Licensed practical nurses work with doctors and other nurses to help with patient care. Licensed practical nurses (LPNs) may also be called licensed vocational nurses (LVNs). These nurses may work in a variety of settings, and their duties may vary from state to state.
Licensed practical nurses may work in hospitals or long-term nursing care. There are also licensed practical nurses who work part time in a client’s household; these nurses travel daily and may have more than one client. Many shifts involve overnight or weekend hours, since many patients may need 24-hour care.
Licensed practical or vocational nurses are responsible for many different tasks depending on the location in which they work. They may measure a patient’s vital signs and document any abnormal results. They often collect fluid samples and test them if necessary. They may administer medications through an IV or in pill form. If a patient has a wound, licensed practical nurses clean and dress the wound. They also assist patients with their personal hygiene, either helping them into a bath or shower or providing scrub baths to immobile patients.

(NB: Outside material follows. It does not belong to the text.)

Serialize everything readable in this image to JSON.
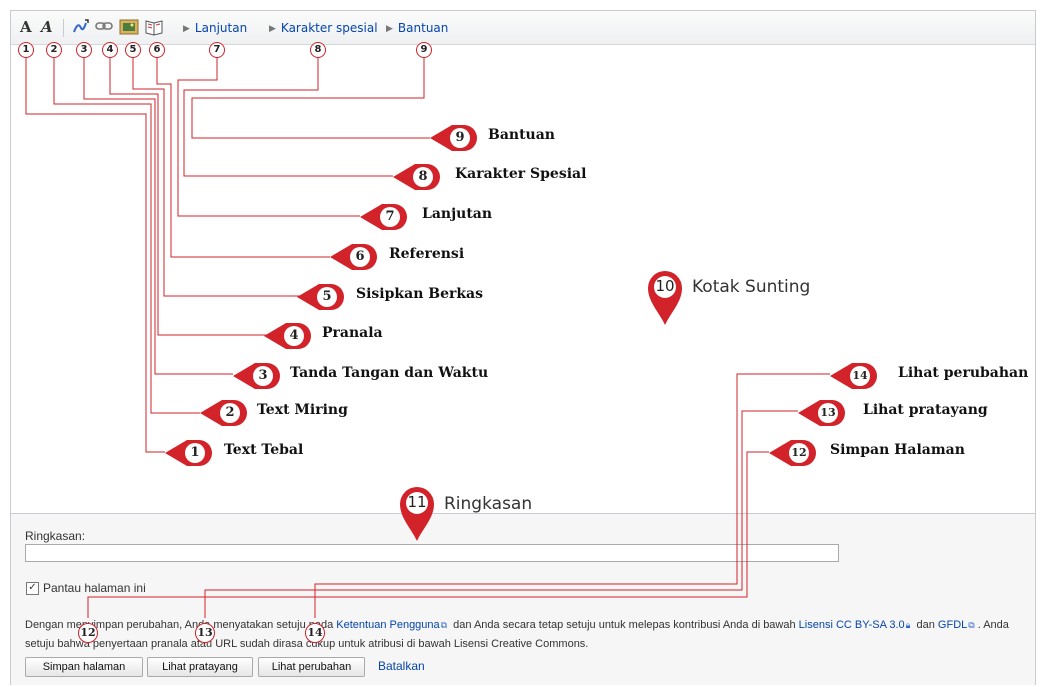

In every setting, licensed practical nurses maintain records for patients, charting everything they’ve done for a patient during any particular shift. They may observe and note any adverse reactions to medication. They may also be advised to answer questions for families and advise them on how they may take care of their loved ones.

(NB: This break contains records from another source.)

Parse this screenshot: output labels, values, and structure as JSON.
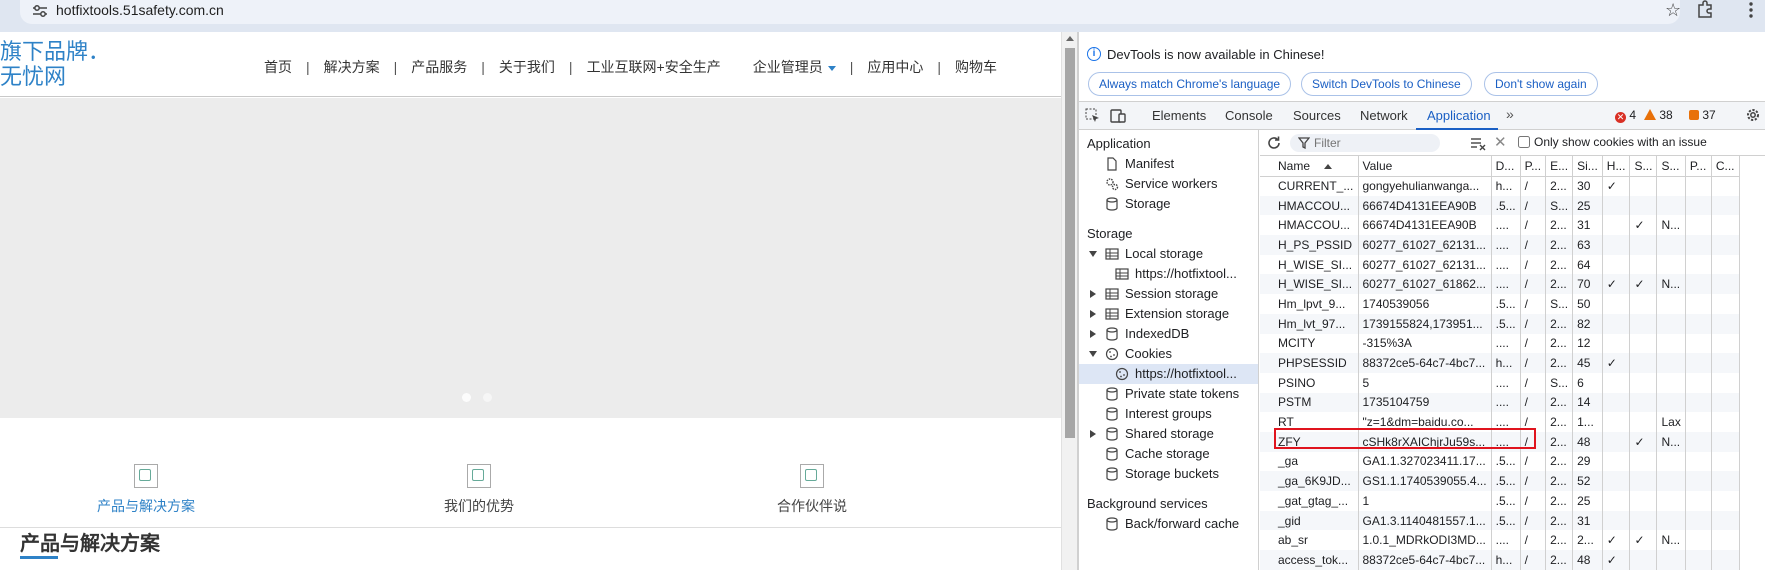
{
  "browser": {
    "url": "hotfixtools.51safety.com.cn"
  },
  "site": {
    "logo_line1": "旗下品牌．",
    "logo_line2": "无忧网",
    "nav": [
      {
        "label": "首页"
      },
      {
        "label": "解决方案"
      },
      {
        "label": "产品服务"
      },
      {
        "label": "关于我们"
      },
      {
        "label": "工业互联网+安全生产"
      },
      {
        "label": "企业管理员"
      },
      {
        "label": "应用中心"
      },
      {
        "label": "购物车"
      }
    ],
    "nav_separator": "|",
    "features": [
      {
        "label": "产品与解决方案"
      },
      {
        "label": "我们的优势"
      },
      {
        "label": "合作伙伴说"
      }
    ],
    "section_title": "产品与解决方案",
    "accent_color": "#2e82c7"
  },
  "devtools": {
    "infobar": {
      "message": "DevTools is now available in Chinese!",
      "buttons": [
        "Always match Chrome's language",
        "Switch DevTools to Chinese",
        "Don't show again"
      ]
    },
    "tabs": [
      "Elements",
      "Console",
      "Sources",
      "Network",
      "Application"
    ],
    "active_tab": "Application",
    "counts": {
      "errors": "4",
      "warnings": "38",
      "issues": "37"
    },
    "tree": {
      "application_header": "Application",
      "application_items": [
        "Manifest",
        "Service workers",
        "Storage"
      ],
      "storage_header": "Storage",
      "local_storage": "Local storage",
      "local_storage_child": "https://hotfixtool...",
      "session_storage": "Session storage",
      "extension_storage": "Extension storage",
      "indexeddb": "IndexedDB",
      "cookies": "Cookies",
      "cookies_child": "https://hotfixtool...",
      "private_state_tokens": "Private state tokens",
      "interest_groups": "Interest groups",
      "shared_storage": "Shared storage",
      "cache_storage": "Cache storage",
      "storage_buckets": "Storage buckets",
      "background_header": "Background services",
      "back_forward_cache": "Back/forward cache"
    },
    "cookie_toolbar": {
      "filter_placeholder": "Filter",
      "only_issue_label": "Only show cookies with an issue"
    },
    "columns": [
      "Name",
      "Value",
      "D...",
      "P...",
      "E...",
      "Si...",
      "H...",
      "S...",
      "S...",
      "P...",
      "C..."
    ],
    "rows": [
      [
        "CURRENT_...",
        "gongyehulianwanga...",
        "h...",
        "/",
        "2...",
        "30",
        "✓",
        "",
        "",
        "",
        ""
      ],
      [
        "HMACCOU...",
        "66674D4131EEA90B",
        ".5...",
        "/",
        "S...",
        "25",
        "",
        "",
        "",
        "",
        ""
      ],
      [
        "HMACCOU...",
        "66674D4131EEA90B",
        "....",
        "/",
        "2...",
        "31",
        "",
        "✓",
        "N...",
        "",
        ""
      ],
      [
        "H_PS_PSSID",
        "60277_61027_62131...",
        "....",
        "/",
        "2...",
        "63",
        "",
        "",
        "",
        "",
        ""
      ],
      [
        "H_WISE_SI...",
        "60277_61027_62131...",
        "....",
        "/",
        "2...",
        "64",
        "",
        "",
        "",
        "",
        ""
      ],
      [
        "H_WISE_SI...",
        "60277_61027_61862...",
        "....",
        "/",
        "2...",
        "70",
        "✓",
        "✓",
        "N...",
        "",
        ""
      ],
      [
        "Hm_lpvt_9...",
        "1740539056",
        ".5...",
        "/",
        "S...",
        "50",
        "",
        "",
        "",
        "",
        ""
      ],
      [
        "Hm_lvt_97...",
        "1739155824,173951...",
        ".5...",
        "/",
        "2...",
        "82",
        "",
        "",
        "",
        "",
        ""
      ],
      [
        "MCITY",
        "-315%3A",
        "....",
        "/",
        "2...",
        "12",
        "",
        "",
        "",
        "",
        ""
      ],
      [
        "PHPSESSID",
        "88372ce5-64c7-4bc7...",
        "h...",
        "/",
        "2...",
        "45",
        "✓",
        "",
        "",
        "",
        ""
      ],
      [
        "PSINO",
        "5",
        "....",
        "/",
        "S...",
        "6",
        "",
        "",
        "",
        "",
        ""
      ],
      [
        "PSTM",
        "1735104759",
        "....",
        "/",
        "2...",
        "14",
        "",
        "",
        "",
        "",
        ""
      ],
      [
        "RT",
        "\"z=1&dm=baidu.co...",
        "....",
        "/",
        "2...",
        "1...",
        "",
        "",
        "Lax",
        "",
        ""
      ],
      [
        "ZFY",
        "cSHk8rXAIChjrJu59s...",
        "....",
        "/",
        "2...",
        "48",
        "",
        "✓",
        "N...",
        "",
        ""
      ],
      [
        "_ga",
        "GA1.1.327023411.17...",
        ".5...",
        "/",
        "2...",
        "29",
        "",
        "",
        "",
        "",
        ""
      ],
      [
        "_ga_6K9JD...",
        "GS1.1.1740539055.4...",
        ".5...",
        "/",
        "2...",
        "52",
        "",
        "",
        "",
        "",
        ""
      ],
      [
        "_gat_gtag_...",
        "1",
        ".5...",
        "/",
        "2...",
        "25",
        "",
        "",
        "",
        "",
        ""
      ],
      [
        "_gid",
        "GA1.3.1140481557.1...",
        ".5...",
        "/",
        "2...",
        "31",
        "",
        "",
        "",
        "",
        ""
      ],
      [
        "ab_sr",
        "1.0.1_MDRkODI3MD...",
        "....",
        "/",
        "2...",
        "2...",
        "✓",
        "✓",
        "N...",
        "",
        ""
      ],
      [
        "access_tok...",
        "88372ce5-64c7-4bc7...",
        "h...",
        "/",
        "2...",
        "48",
        "✓",
        "",
        "",
        "",
        ""
      ]
    ],
    "highlighted_row": "PHPSESSID",
    "highlight_color": "#e0141e"
  }
}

Licensed practical and vocational nurses must be licensed. The training programs for this position typically are one year long and available at community and vocational colleges. Potential LPNs must also pass the National Council Licensure Examination-Practical Nurse. Once completed, they will be licensed as an LPN/LVN.
Licensed Practical or Licensed Vocational Nurse Tasks
Interview patients and monitor data like weight, blood pressure, and vital signs, documenting results on patient charts.
Answer patient calls and visits, and provide knowledge and guidance.
Clean rooms, change linens, and sterilize equipment.
Review physician orders, lab results and care instructions with patients, answering questions and administering treatment.